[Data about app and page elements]
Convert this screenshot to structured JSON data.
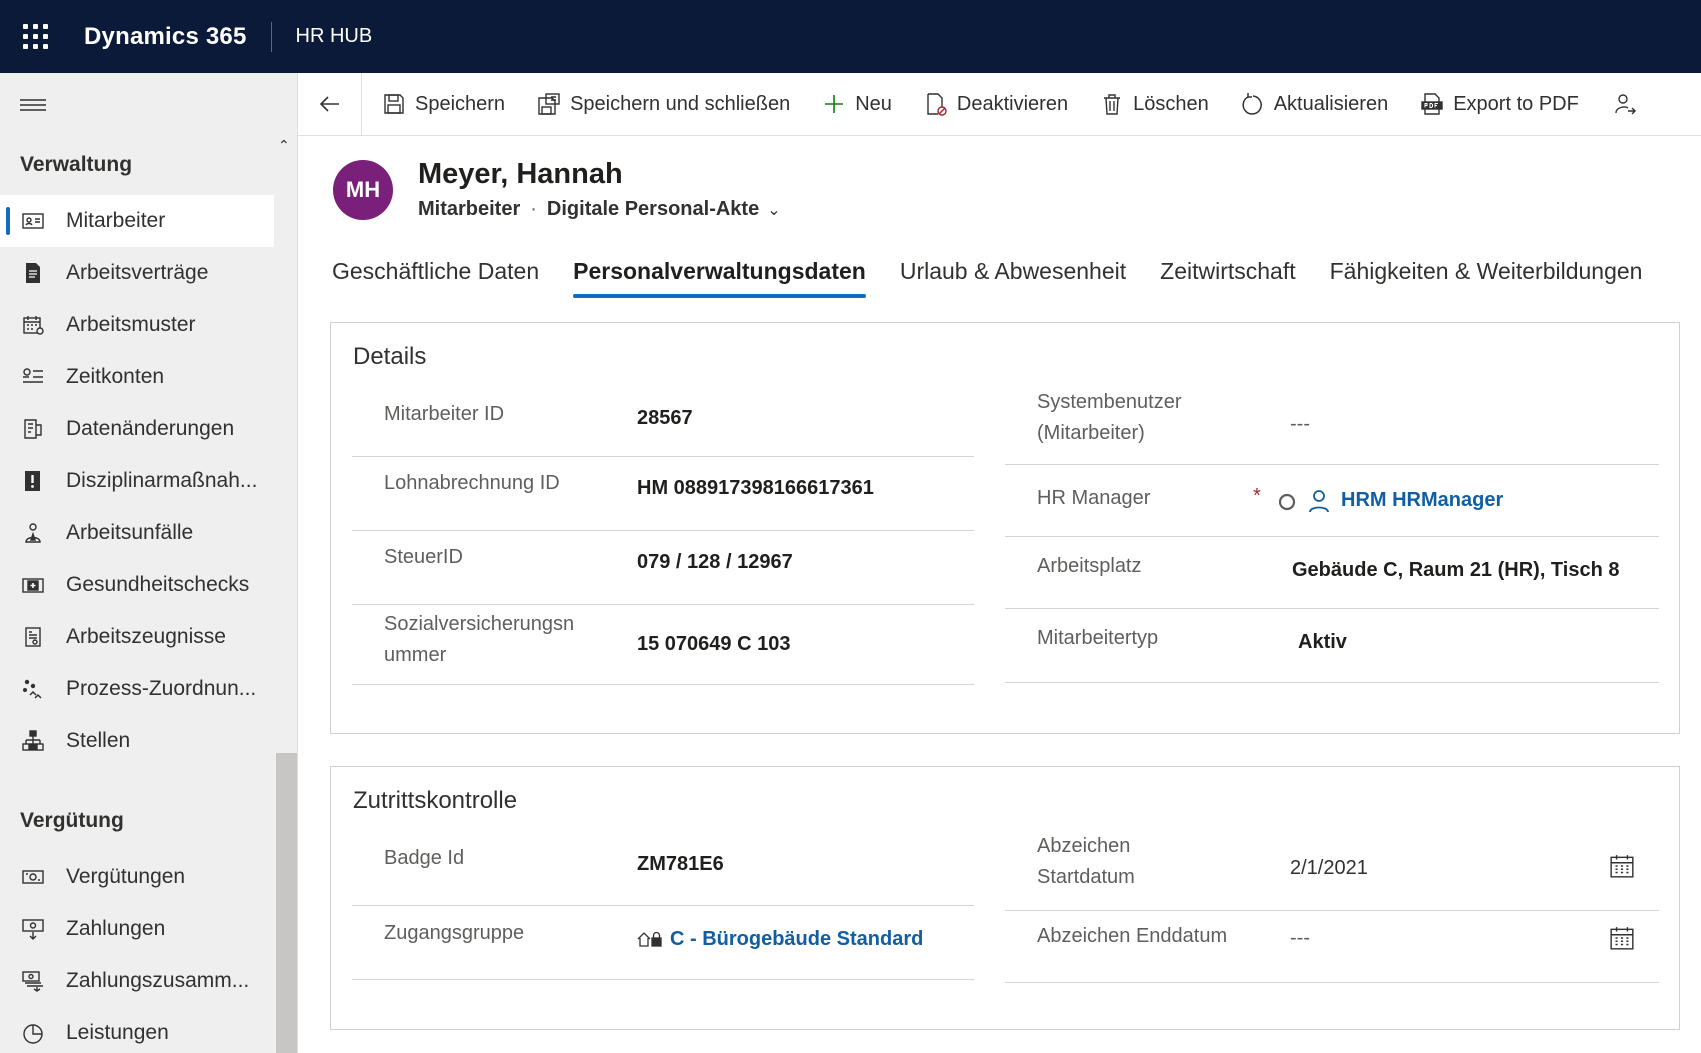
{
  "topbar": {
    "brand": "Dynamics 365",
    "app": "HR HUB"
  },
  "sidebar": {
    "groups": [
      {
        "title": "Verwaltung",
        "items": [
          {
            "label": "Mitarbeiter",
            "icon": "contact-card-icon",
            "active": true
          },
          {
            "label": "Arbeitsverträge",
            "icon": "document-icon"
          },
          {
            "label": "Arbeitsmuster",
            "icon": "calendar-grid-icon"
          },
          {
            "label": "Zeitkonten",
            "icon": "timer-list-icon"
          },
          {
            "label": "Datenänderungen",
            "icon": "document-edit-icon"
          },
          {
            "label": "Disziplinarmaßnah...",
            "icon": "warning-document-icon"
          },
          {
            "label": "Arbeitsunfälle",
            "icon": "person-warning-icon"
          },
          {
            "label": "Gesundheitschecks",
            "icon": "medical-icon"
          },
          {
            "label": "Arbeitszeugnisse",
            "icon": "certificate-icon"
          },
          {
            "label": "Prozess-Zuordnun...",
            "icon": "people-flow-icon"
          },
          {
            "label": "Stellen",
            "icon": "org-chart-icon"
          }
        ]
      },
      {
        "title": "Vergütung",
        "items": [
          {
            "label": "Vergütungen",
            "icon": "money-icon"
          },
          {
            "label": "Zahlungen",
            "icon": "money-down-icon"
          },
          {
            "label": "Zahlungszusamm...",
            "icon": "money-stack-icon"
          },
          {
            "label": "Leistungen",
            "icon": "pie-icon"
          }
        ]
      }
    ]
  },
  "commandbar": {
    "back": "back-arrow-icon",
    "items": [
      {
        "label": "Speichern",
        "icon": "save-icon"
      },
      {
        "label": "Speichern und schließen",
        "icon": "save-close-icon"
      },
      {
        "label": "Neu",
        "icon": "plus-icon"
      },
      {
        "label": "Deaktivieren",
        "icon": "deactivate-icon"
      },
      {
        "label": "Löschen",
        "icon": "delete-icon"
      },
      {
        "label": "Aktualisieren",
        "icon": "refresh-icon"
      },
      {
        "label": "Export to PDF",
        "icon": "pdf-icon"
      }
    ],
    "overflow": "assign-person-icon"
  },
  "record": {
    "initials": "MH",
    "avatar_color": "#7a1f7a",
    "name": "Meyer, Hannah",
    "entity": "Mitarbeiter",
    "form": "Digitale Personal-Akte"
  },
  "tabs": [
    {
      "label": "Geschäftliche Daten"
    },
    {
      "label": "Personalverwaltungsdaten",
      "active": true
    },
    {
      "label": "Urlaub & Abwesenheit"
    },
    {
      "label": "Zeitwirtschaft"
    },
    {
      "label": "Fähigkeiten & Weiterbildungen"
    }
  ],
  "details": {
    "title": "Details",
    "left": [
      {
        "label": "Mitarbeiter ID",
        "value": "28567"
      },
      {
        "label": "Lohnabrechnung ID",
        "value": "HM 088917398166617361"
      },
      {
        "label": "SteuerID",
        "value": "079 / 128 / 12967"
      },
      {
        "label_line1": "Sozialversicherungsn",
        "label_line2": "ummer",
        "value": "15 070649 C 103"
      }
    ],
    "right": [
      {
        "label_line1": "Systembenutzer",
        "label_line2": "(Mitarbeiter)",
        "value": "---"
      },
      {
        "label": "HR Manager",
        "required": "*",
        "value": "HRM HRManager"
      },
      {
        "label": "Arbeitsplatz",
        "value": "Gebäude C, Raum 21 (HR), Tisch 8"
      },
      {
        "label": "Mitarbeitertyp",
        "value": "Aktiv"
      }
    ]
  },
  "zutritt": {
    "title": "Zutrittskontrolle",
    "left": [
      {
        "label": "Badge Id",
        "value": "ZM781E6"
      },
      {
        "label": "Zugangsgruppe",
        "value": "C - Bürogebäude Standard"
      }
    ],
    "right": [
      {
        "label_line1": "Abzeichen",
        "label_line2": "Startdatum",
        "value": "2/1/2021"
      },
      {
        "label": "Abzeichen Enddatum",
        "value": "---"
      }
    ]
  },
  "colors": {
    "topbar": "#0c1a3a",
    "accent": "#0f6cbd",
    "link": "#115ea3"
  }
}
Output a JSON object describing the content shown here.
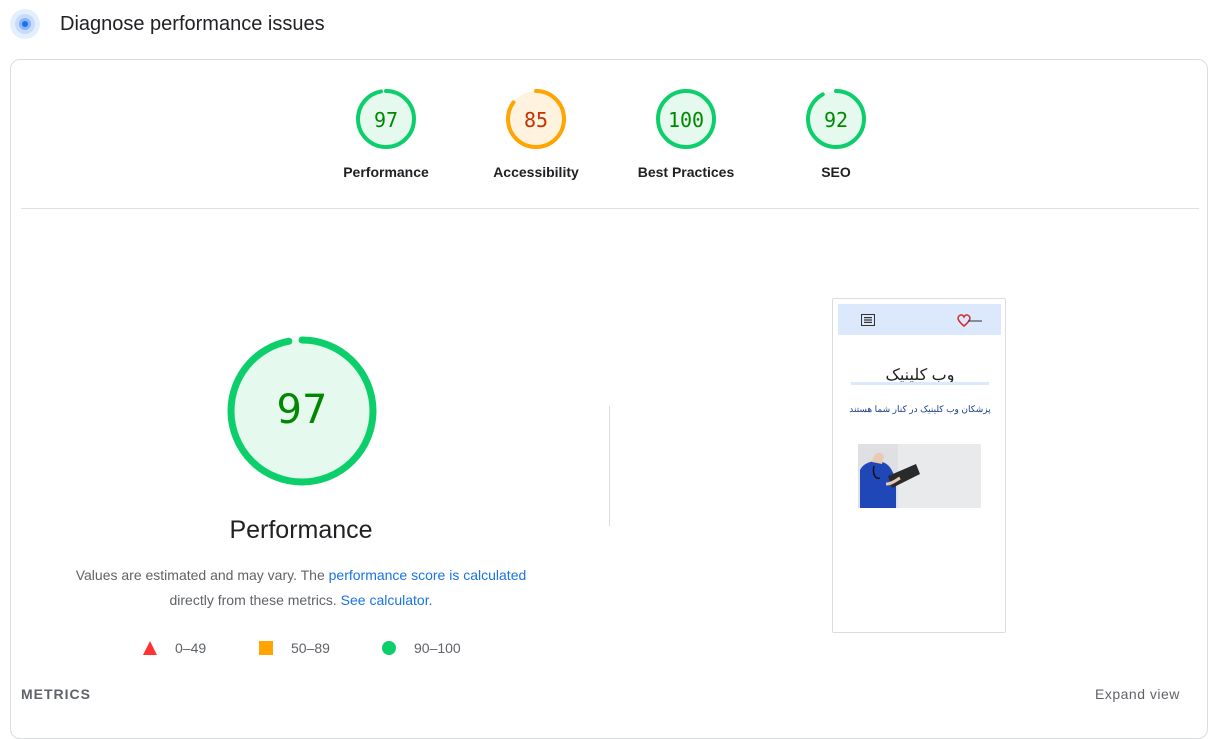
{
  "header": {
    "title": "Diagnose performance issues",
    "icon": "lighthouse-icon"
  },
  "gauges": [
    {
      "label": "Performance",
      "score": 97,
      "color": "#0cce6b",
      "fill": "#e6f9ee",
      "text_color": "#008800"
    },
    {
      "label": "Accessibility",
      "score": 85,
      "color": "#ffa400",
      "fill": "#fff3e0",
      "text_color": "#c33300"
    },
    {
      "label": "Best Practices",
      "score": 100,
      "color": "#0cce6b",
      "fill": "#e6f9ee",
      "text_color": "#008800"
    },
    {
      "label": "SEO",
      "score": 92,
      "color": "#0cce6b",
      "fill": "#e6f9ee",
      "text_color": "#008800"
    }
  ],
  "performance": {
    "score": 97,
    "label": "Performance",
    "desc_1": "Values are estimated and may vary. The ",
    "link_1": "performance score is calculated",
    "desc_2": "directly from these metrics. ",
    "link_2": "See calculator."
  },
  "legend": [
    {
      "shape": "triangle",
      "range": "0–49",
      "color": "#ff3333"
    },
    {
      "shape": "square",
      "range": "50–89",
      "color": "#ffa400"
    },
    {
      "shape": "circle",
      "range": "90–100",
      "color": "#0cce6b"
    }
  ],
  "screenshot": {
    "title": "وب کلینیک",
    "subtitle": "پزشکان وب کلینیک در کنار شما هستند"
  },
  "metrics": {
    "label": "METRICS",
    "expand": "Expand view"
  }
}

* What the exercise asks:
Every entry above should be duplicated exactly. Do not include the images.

* Result below:
Convert this screenshot to structured JSON data.
{
  "topbar": {
    "brand": "Dynamics 365",
    "app": "HR HUB"
  },
  "sidebar": {
    "groups": [
      {
        "title": "Verwaltung",
        "items": [
          {
            "label": "Mitarbeiter",
            "icon": "contact-card-icon",
            "active": true
          },
          {
            "label": "Arbeitsverträge",
            "icon": "document-icon"
          },
          {
            "label": "Arbeitsmuster",
            "icon": "calendar-grid-icon"
          },
          {
            "label": "Zeitkonten",
            "icon": "timer-list-icon"
          },
          {
            "label": "Datenänderungen",
            "icon": "document-edit-icon"
          },
          {
            "label": "Disziplinarmaßnah...",
            "icon": "warning-document-icon"
          },
          {
            "label": "Arbeitsunfälle",
            "icon": "person-warning-icon"
          },
          {
            "label": "Gesundheitschecks",
            "icon": "medical-icon"
          },
          {
            "label": "Arbeitszeugnisse",
            "icon": "certificate-icon"
          },
          {
            "label": "Prozess-Zuordnun...",
            "icon": "people-flow-icon"
          },
          {
            "label": "Stellen",
            "icon": "org-chart-icon"
          }
        ]
      },
      {
        "title": "Vergütung",
        "items": [
          {
            "label": "Vergütungen",
            "icon": "money-icon"
          },
          {
            "label": "Zahlungen",
            "icon": "money-down-icon"
          },
          {
            "label": "Zahlungszusamm...",
            "icon": "money-stack-icon"
          },
          {
            "label": "Leistungen",
            "icon": "pie-icon"
          }
        ]
      }
    ]
  },
  "commandbar": {
    "back": "back-arrow-icon",
    "items": [
      {
        "label": "Speichern",
        "icon": "save-icon"
      },
      {
        "label": "Speichern und schließen",
        "icon": "save-close-icon"
      },
      {
        "label": "Neu",
        "icon": "plus-icon"
      },
      {
        "label": "Deaktivieren",
        "icon": "deactivate-icon"
      },
      {
        "label": "Löschen",
        "icon": "delete-icon"
      },
      {
        "label": "Aktualisieren",
        "icon": "refresh-icon"
      },
      {
        "label": "Export to PDF",
        "icon": "pdf-icon"
      }
    ],
    "overflow": "assign-person-icon"
  },
  "record": {
    "initials": "MH",
    "avatar_color": "#7a1f7a",
    "name": "Meyer, Hannah",
    "entity": "Mitarbeiter",
    "form": "Digitale Personal-Akte"
  },
  "tabs": [
    {
      "label": "Geschäftliche Daten"
    },
    {
      "label": "Personalverwaltungsdaten",
      "active": true
    },
    {
      "label": "Urlaub & Abwesenheit"
    },
    {
      "label": "Zeitwirtschaft"
    },
    {
      "label": "Fähigkeiten & Weiterbildungen"
    }
  ],
  "details": {
    "title": "Details",
    "left": [
      {
        "label": "Mitarbeiter ID",
        "value": "28567"
      },
      {
        "label": "Lohnabrechnung ID",
        "value": "HM 088917398166617361"
      },
      {
        "label": "SteuerID",
        "value": "079 / 128 / 12967"
      },
      {
        "label_line1": "Sozialversicherungsn",
        "label_line2": "ummer",
        "value": "15 070649 C 103"
      }
    ],
    "right": [
      {
        "label_line1": "Systembenutzer",
        "label_line2": "(Mitarbeiter)",
        "value": "---"
      },
      {
        "label": "HR Manager",
        "required": "*",
        "value": "HRM HRManager"
      },
      {
        "label": "Arbeitsplatz",
        "value": "Gebäude C, Raum 21 (HR), Tisch 8"
      },
      {
        "label": "Mitarbeitertyp",
        "value": "Aktiv"
      }
    ]
  },
  "zutritt": {
    "title": "Zutrittskontrolle",
    "left": [
      {
        "label": "Badge Id",
        "value": "ZM781E6"
      },
      {
        "label": "Zugangsgruppe",
        "value": "C - Bürogebäude Standard"
      }
    ],
    "right": [
      {
        "label_line1": "Abzeichen",
        "label_line2": "Startdatum",
        "value": "2/1/2021"
      },
      {
        "label": "Abzeichen Enddatum",
        "value": "---"
      }
    ]
  },
  "colors": {
    "topbar": "#0c1a3a",
    "accent": "#0f6cbd",
    "link": "#115ea3"
  }
}
Output a JSON object describing the content shown here.
{
  "header": {
    "title": "Diagnose performance issues",
    "icon": "lighthouse-icon"
  },
  "gauges": [
    {
      "label": "Performance",
      "score": 97,
      "color": "#0cce6b",
      "fill": "#e6f9ee",
      "text_color": "#008800"
    },
    {
      "label": "Accessibility",
      "score": 85,
      "color": "#ffa400",
      "fill": "#fff3e0",
      "text_color": "#c33300"
    },
    {
      "label": "Best Practices",
      "score": 100,
      "color": "#0cce6b",
      "fill": "#e6f9ee",
      "text_color": "#008800"
    },
    {
      "label": "SEO",
      "score": 92,
      "color": "#0cce6b",
      "fill": "#e6f9ee",
      "text_color": "#008800"
    }
  ],
  "performance": {
    "score": 97,
    "label": "Performance",
    "desc_1": "Values are estimated and may vary. The ",
    "link_1": "performance score is calculated",
    "desc_2": "directly from these metrics. ",
    "link_2": "See calculator."
  },
  "legend": [
    {
      "shape": "triangle",
      "range": "0–49",
      "color": "#ff3333"
    },
    {
      "shape": "square",
      "range": "50–89",
      "color": "#ffa400"
    },
    {
      "shape": "circle",
      "range": "90–100",
      "color": "#0cce6b"
    }
  ],
  "screenshot": {
    "title": "وب کلینیک",
    "subtitle": "پزشکان وب کلینیک در کنار شما هستند"
  },
  "metrics": {
    "label": "METRICS",
    "expand": "Expand view"
  }
}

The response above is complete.